In 1924 Harold Mason, founder of the Centaur Press in Philadelphia asked Wharton Esherick to illustrate the press’ first publication: an edition of Walt Whitman’s Song of the Broad-Axe. Esherick had long been a fan of Whitman’s poetry, and Song of the Broad-Axe, in particular, spoke to the artist, his world view and the path he’d chosen for his life.
The Artist, the Poet and the Centaur, in conjunction with the 200th anniversary of Whitman’s birth, looks closely at the Centaur’s publication of this poem and features many of the original woodblocks used for the book, as well conceptual sketches, original prints and the rarely seen, hand-illuminated edition made by the artist as a gift for his wife.

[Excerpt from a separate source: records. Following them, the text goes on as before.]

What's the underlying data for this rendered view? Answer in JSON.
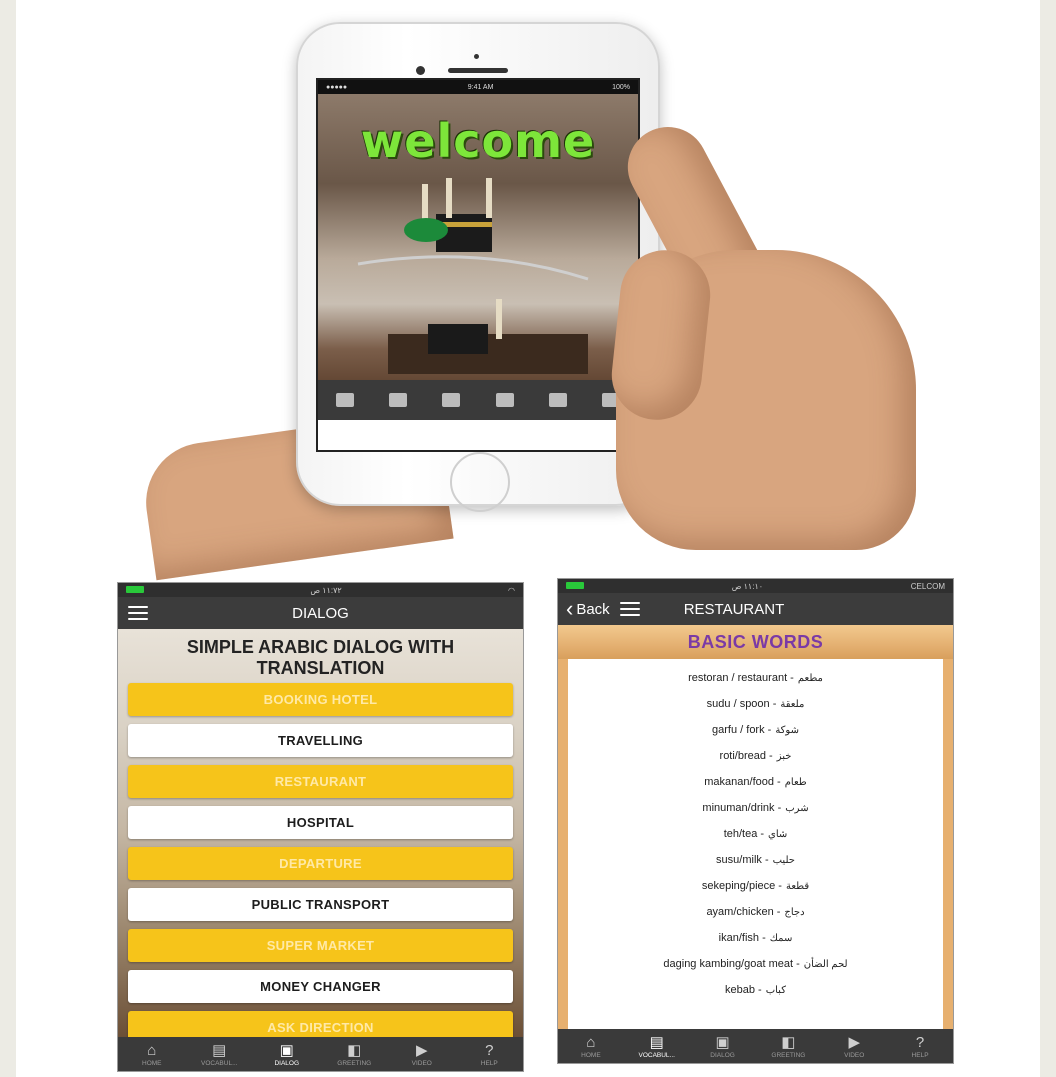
{
  "phone": {
    "status_time": "9:41 AM",
    "status_battery": "100%",
    "welcome_text": "welcome"
  },
  "dialog_screen": {
    "status_time": "١١:٧٢ ص",
    "nav_title": "DIALOG",
    "heading": "SIMPLE ARABIC DIALOG WITH TRANSLATION",
    "items": [
      {
        "label": "BOOKING HOTEL",
        "style": "yellow"
      },
      {
        "label": "TRAVELLING",
        "style": "white"
      },
      {
        "label": "RESTAURANT",
        "style": "yellow"
      },
      {
        "label": "HOSPITAL",
        "style": "white"
      },
      {
        "label": "DEPARTURE",
        "style": "yellow"
      },
      {
        "label": "PUBLIC TRANSPORT",
        "style": "white"
      },
      {
        "label": "SUPER MARKET",
        "style": "yellow"
      },
      {
        "label": "MONEY CHANGER",
        "style": "white"
      },
      {
        "label": "ASK DIRECTION",
        "style": "yellow"
      }
    ],
    "tabs": [
      "HOME",
      "VOCABUL...",
      "DIALOG",
      "GREETING",
      "VIDEO",
      "HELP"
    ]
  },
  "restaurant_screen": {
    "status_time": "١١:١٠ ص",
    "status_carrier": "CELCOM",
    "back_label": "Back",
    "nav_title": "RESTAURANT",
    "section_title": "BASIC WORDS",
    "words": [
      {
        "latin": "restoran / restaurant -",
        "arabic": "مطعم"
      },
      {
        "latin": "sudu / spoon -",
        "arabic": "ملعقة"
      },
      {
        "latin": "garfu / fork -",
        "arabic": "شوكة"
      },
      {
        "latin": "roti/bread -",
        "arabic": "خبز"
      },
      {
        "latin": "makanan/food -",
        "arabic": "طعام"
      },
      {
        "latin": "minuman/drink -",
        "arabic": "شرب"
      },
      {
        "latin": "teh/tea -",
        "arabic": "شاي"
      },
      {
        "latin": "susu/milk -",
        "arabic": "حليب"
      },
      {
        "latin": "sekeping/piece -",
        "arabic": "قطعة"
      },
      {
        "latin": "ayam/chicken -",
        "arabic": "دجاج"
      },
      {
        "latin": "ikan/fish -",
        "arabic": "سمك"
      },
      {
        "latin": "daging kambing/goat meat -",
        "arabic": "لحم الضأن"
      },
      {
        "latin": "kebab -",
        "arabic": "كباب"
      }
    ],
    "tabs": [
      "HOME",
      "VOCABUL...",
      "DIALOG",
      "GREETING",
      "VIDEO",
      "HELP"
    ]
  },
  "icons": {
    "home": "home-icon",
    "vocabulary": "book-icon",
    "dialog": "chat-bubble-icon",
    "greeting": "speech-bubbles-icon",
    "video": "video-play-icon",
    "help": "help-icon"
  },
  "colors": {
    "accent_yellow": "#f6c41a",
    "toolbar_dark": "#3a3a3a",
    "title_purple": "#7a3aa6",
    "welcome_green": "#7de63a"
  }
}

Exhibitions in our Visitor Center are free to the public. This does not include admission to the Museum for which advance reservations are required.